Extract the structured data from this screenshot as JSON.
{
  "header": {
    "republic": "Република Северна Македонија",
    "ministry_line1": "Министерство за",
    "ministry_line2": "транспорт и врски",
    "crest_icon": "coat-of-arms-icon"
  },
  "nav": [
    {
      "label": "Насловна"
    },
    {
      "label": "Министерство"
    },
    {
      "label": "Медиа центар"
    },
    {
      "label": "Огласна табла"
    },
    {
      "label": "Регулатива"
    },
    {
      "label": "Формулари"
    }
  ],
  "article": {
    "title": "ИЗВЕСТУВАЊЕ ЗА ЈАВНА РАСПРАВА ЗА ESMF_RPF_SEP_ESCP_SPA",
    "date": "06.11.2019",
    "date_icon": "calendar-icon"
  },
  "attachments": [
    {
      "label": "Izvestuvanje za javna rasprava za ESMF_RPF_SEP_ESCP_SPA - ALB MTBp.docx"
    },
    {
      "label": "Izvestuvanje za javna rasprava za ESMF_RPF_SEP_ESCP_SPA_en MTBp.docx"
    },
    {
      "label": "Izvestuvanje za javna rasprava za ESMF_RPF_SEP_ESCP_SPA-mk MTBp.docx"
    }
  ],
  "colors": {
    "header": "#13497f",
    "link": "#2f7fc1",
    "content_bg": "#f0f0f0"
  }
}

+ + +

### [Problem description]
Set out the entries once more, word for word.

### [Answer for the task]
Extract the structured data from this screenshot as JSON.
{
  "header": {
    "republic": "Република Северна Македонија",
    "ministry_line1": "Министерство за",
    "ministry_line2": "транспорт и врски",
    "crest_icon": "coat-of-arms-icon"
  },
  "nav": [
    {
      "label": "Насловна"
    },
    {
      "label": "Министерство"
    },
    {
      "label": "Медиа центар"
    },
    {
      "label": "Огласна табла"
    },
    {
      "label": "Регулатива"
    },
    {
      "label": "Формулари"
    }
  ],
  "article": {
    "title": "ИЗВЕСТУВАЊЕ ЗА ЈАВНА РАСПРАВА ЗА ESMF_RPF_SEP_ESCP_SPA",
    "date": "06.11.2019",
    "date_icon": "calendar-icon"
  },
  "attachments": [
    {
      "label": "Izvestuvanje za javna rasprava za ESMF_RPF_SEP_ESCP_SPA - ALB MTBp.docx"
    },
    {
      "label": "Izvestuvanje za javna rasprava za ESMF_RPF_SEP_ESCP_SPA_en MTBp.docx"
    },
    {
      "label": "Izvestuvanje za javna rasprava za ESMF_RPF_SEP_ESCP_SPA-mk MTBp.docx"
    }
  ],
  "colors": {
    "header": "#13497f",
    "link": "#2f7fc1",
    "content_bg": "#f0f0f0"
  }
}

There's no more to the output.